One of Chen’s greatest achievements came in 1927 when he helped China reclaim the colonial port cities Hankou and Jiujiang from the British government. But he’s also known for founding some English-language papers in China, and some consider him one of the earliest overseas Chinese to practice law.
But did you know that he also married the French Creole Agatha Alphosin Ganteaume, also called Aisy, in 1899? I found this account of their marriage, published in Return to the Middle Kingdom: One Family, Three Revolutionaries, and the Birth of Modern China, rather fascinating:
…in the atmosphere of strong racial prejudices, it was still a mystery how a Chinese and a French Creole were finally affianced and married, even allowing for the fact that Aisy was a young girl of great resource and that Eugene had even then shown a talent for diplomacy. The key to the mystery was in Monsieur Gantheume’s hand.

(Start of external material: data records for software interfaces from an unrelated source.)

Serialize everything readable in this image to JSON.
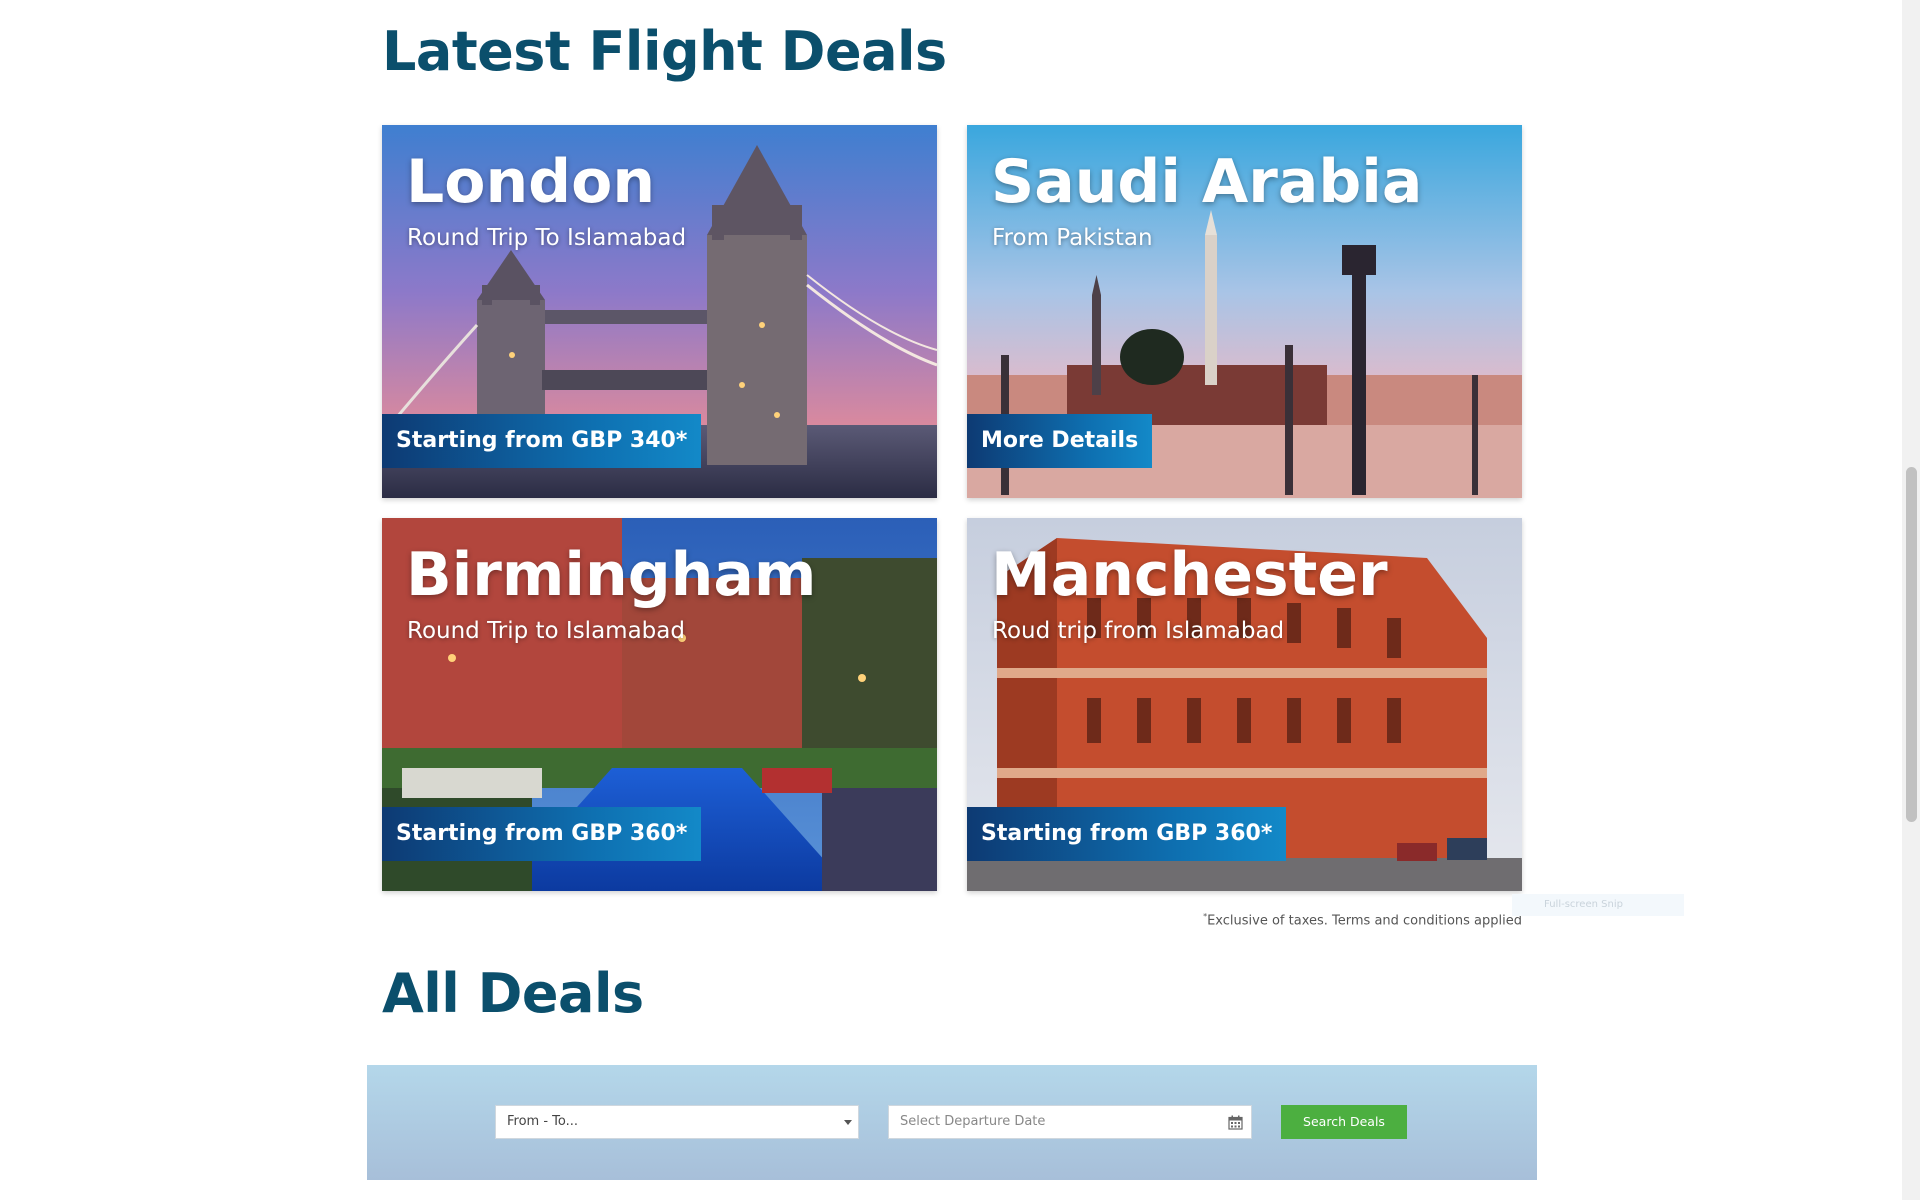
{
  "latest": {
    "title": "Latest Flight Deals",
    "deals": [
      {
        "city": "London",
        "subtitle": "Round Trip To Islamabad",
        "badge": "Starting from GBP 340*"
      },
      {
        "city": "Saudi Arabia",
        "subtitle": "From Pakistan",
        "badge": "More Details"
      },
      {
        "city": "Birmingham",
        "subtitle": "Round Trip to Islamabad",
        "badge": "Starting from GBP 360*"
      },
      {
        "city": "Manchester",
        "subtitle": "Roud trip from Islamabad",
        "badge": "Starting from GBP 360*"
      }
    ],
    "disclaimer_mark": "*",
    "disclaimer": "Exclusive of taxes. Terms and conditions applied",
    "fullscreen_snip": "Full-screen Snip"
  },
  "all": {
    "title": "All Deals",
    "route_placeholder": "From - To...",
    "date_placeholder": "Select Departure Date",
    "search_label": "Search Deals"
  },
  "colors": {
    "heading": "#0b4f6c",
    "badge": "#0e6fb0",
    "search_button": "#4caf40",
    "panel": "#b4d7ea"
  },
  "icons": [
    "dropdown-caret-icon",
    "calendar-icon"
  ]
}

The marriage might have been a love match, but it would not have been too far from the truth to say it was initiated to some extent by Monsieur Gantheaume himself. Anxious to find a suitable husband for his high-spirited natural daughter, he might have requested the aid of the good sisters of St. Joseph and the good fathers of St. Mary’s. The good fathers of St. Mary’s recommended Eugene to the good sisters of St. Joseph, and both presented the candidate to Monsieur Gantheaume for inspection. Eugene, as human as any young enterprising lover, was more than ready to marry a wife with a dowry, considerable by the standard of the Chinese community, and an influential father.
The marriage also set a pattern for Eugene to follow in the future. At every critical stage of his life, he had an eye for the extraordinary opportunity and for taking an unusual course.
Was theirs a happy marriage, despite the challenges of that era? It’s a good question, one complicated by the fact that Chen had a mistress, who was also Creole, after he and Aisy were married.
Aisy passed away in 1926, and Chen would go on to marry Georgette Chen, a Chinese painter. But it’s nevertheless fascinating to know that Eugene Chen and Agatha Alphosin Ganteaume wedded at a time when interracial marriages were rare and even illegal in many countries.